Read More

James McMillan, the Lad from Leven Vale

When the Scottish FA Cup was inaugurated in 1874, Glasgow based Queens Park won it no fewer than six times during the first ten years. Their run of success however, was interrupted for three years running, by a side from the small town of Alexandria. They played under the name of Vale of Leven. This Dunbartonshire town, on 11 April 1869, was the birthplace of James McMillan. Born to George, a dye works labourer, and his wife Martha at Bryson’s Land, in the parish of Bonhill, he first arrested the attention of the local football agents while playing for Vale…
Read More
The First Ever Derby Match

The First Ever Derby Match

  After the historic split of 1892, the city had to wait until 13 October 1894 before the first meeting of the two clubs – the first ever Merseyside Derby.  Attendances at Goodison had averaged 30,000 by then, but this eagerly anticipated fixture attracted an estimated 44,000 fans. Local pundits viewed Liverpool’s rise as remarkable.  In their first year they won the Lancashire League Championship, on the strength of which they were admitted to the Second Division of the Football League. They again took the honours as champions, and after a victory in a test match against Newton Heath (whatever…
Read More
Andrew Hannah, The only man to Captain Everton & Liverpool

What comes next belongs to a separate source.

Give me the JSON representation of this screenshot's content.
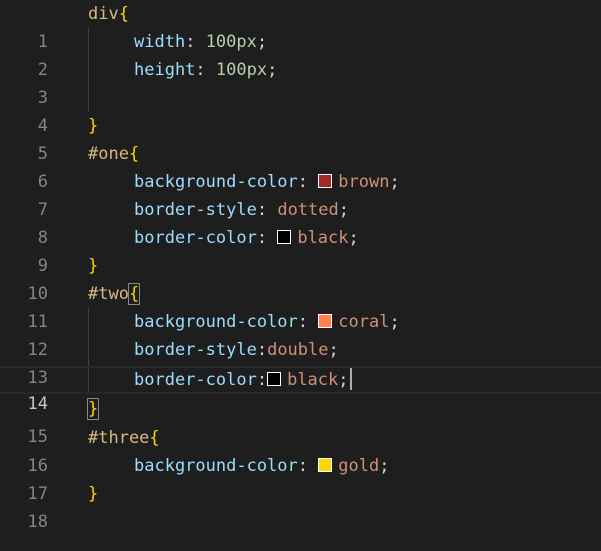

Andrew Hannah, The only man to Captain Everton & Liverpool

Everton Heritage Society and Everton Football Club rededicate grave of important football figure The only man in history to captain Everton and Liverpool lies in a marked grave for the first time thanks to the efforts of the Everton Heritage Society and Everton Football Club. Andrew Hannah, who captained Everton to their first League Championship success in 1891, then led Liverpool to Lancashire League and Football League Division Two titles, had lain in an unmarked grave at Kilbowie Cemetery in Clydebank since his untimely passing in 1940. On Saturday Everton Heritage Society Chairman Brendan Connolly and former Echo Sports Editor Ken…
Read More